MP Julian Huppert is taking his fight over Cambridgeshire’s cash-strapped health services to Parliament tomorrow (Wednesday, December 10).
He will lead a debate in Westminster Hall on Mental Health and the Cambridgeshire Health Economy as he pushes for a fairer deal for the county.
And today (Tuesday, December 9) Julian led a delegation of the Cambridgeshire and Peterborough NHS Foundation Trust and Clinical Commissioning Group to see Health and Social Care Minister Norman Lamb to discuss the issues.
Julian will tell Parliament how Cambridgeshire receives £35 million less than the Government's own calculations for a fair allocation of NHS money. This leaves us as the second lowest funded per head in the country. In a fast-growing county with an ageing population this puts an incredible strain on services, he says.
“And, in addition we have the massive costs of the Hinchingbrooke Hospital privatisation and the huge PFI contracts at Hinchingbrooke and Peterborough Hospitals – a result of poor decisions made by the Labour government,” says Julian. “The Peterborough PFI contract actually costs 18 per cent of the total annual budget for the hospital – that’s a huge bill.”
Julian will welcome the extra £2 billion of government money for the NHS, and in particular Mental Health and the legislation that achieves parity of esteem between physical and mental health. He will press for a fair share of that money to go to areas like Cambridgeshire that get low funding levels, not just to top up those already running surpluses.
And he will welcome the decision of Cambridgeshire and Peterborough Clinical Commissioning Group to allocate an extra £1.5 million to mental health this year and a further £2.2 million from April to improve patients’ access to psychological therapies.
“But we need to go further,” said Julian, “and we can only do that if we get a fairer funding share allocation and more money for mental health. That is why I have launched my petition calling for an extra £500 million to be spent on mental health year on year. Mental Health has been ignored for far too long, causing harm to many vulnerable people.
“In contrast, Labour’s Shadow Health Secretary has said that the NHS should not have any more money until it becomes more efficient, that would mean depriving patients of essential treatments and potentially cutting back on services; this is absolutely wrong.
“Labour was also wrong to push ahead with privatisation in the NHS – it left the country with a huge financial burden. As a result of the deals they struck medical spending on non-NHS providers increased from £1.1 billion in 1997/8 to £7.5 billion by 2009/10. They left our hospitals on the verge of bankruptcy with health outcomes well below the EU15 average.

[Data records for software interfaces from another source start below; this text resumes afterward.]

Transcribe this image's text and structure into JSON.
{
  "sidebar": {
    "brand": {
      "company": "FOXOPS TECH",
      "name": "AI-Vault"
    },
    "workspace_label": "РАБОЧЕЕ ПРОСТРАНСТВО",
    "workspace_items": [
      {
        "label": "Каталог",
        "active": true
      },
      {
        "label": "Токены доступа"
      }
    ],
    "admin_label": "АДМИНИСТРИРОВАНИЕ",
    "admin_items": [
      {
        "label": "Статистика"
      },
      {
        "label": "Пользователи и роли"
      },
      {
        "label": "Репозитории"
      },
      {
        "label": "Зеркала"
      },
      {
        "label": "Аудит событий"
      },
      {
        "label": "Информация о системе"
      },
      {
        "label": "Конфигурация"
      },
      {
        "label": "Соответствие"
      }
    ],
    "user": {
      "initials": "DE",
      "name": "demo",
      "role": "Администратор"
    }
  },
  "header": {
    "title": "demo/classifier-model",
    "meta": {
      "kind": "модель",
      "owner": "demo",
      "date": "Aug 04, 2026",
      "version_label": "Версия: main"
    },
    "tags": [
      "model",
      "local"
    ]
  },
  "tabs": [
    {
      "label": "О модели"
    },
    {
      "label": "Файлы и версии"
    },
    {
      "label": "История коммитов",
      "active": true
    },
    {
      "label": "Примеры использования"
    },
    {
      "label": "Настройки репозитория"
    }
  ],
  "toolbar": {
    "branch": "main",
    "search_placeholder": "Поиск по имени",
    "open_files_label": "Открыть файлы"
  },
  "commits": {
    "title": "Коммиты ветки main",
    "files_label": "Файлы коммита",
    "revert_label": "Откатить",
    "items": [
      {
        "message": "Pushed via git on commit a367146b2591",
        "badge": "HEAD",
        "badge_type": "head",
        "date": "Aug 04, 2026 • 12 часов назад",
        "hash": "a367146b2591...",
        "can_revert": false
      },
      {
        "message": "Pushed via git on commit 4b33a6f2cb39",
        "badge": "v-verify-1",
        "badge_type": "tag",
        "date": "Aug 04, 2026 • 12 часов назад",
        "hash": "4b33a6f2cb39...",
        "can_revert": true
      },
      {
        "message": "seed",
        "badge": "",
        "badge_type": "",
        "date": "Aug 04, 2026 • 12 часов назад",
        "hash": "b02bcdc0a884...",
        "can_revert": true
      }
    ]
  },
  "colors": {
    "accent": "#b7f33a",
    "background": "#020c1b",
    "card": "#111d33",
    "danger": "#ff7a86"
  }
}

“I was determined to try to stop this government making the same mistakes; that is why I opposed Andrew Lansley’s Health and Social Care Bill and voted for a Private Member’s Bill which set out to undo the worst bits of that legislation.”
Julian will welcome the recent decision to allow Cambridgeshire’s contract for elderly services to stay within the NHS, for which he campaigned hard. And he will welcome the Lib Dem initiated Crisis Care Concordat for mental health, to which Cambridgeshire and Peterborough have signed up, which seeks to encourage joined up working between the NHS and the police for prevention and early intervention by sharing information.
“We have made some real headway in addressing some of the problems in our NHS but there is still a long way to go to achieving efficient, cost-effective health services and we can only do that if we invest,” added Julian.
“I will continue to push for a fairer funding deal for Cambridgeshire so that our county and others across the country can get the money they need to deliver the level of care we deserve.”